Your instructions: From the entries below, gather every line containing the string "activity".

(Dataset rows describing interfaces)
■ ■ ■ ■ ■ ■ ■
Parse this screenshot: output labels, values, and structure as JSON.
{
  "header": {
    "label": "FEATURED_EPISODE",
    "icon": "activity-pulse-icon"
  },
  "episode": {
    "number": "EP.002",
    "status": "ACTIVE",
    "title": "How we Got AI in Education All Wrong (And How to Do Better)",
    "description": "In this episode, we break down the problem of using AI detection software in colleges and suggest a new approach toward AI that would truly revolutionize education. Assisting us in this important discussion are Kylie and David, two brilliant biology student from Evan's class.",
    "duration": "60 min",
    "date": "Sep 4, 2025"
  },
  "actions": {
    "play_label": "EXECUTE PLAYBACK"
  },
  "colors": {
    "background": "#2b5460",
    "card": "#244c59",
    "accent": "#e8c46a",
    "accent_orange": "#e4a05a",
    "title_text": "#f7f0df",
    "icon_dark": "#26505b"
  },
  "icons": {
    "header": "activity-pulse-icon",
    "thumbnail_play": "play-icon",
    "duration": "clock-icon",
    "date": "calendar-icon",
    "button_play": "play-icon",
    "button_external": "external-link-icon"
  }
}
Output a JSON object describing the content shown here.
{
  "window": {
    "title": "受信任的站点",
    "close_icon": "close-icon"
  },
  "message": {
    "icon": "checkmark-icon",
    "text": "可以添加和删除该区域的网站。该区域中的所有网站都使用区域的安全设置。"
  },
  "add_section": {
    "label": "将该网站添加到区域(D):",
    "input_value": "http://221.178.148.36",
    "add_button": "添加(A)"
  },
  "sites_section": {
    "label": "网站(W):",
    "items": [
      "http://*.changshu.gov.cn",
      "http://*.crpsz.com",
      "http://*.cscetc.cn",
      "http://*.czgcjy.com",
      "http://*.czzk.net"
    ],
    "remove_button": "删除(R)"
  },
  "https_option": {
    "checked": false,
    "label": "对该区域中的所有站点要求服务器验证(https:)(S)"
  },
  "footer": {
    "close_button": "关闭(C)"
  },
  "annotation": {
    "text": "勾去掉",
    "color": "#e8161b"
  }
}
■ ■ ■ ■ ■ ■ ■
Exercise output:
    "icon": "activity-pulse-icon"
    "header": "activity-pulse-icon",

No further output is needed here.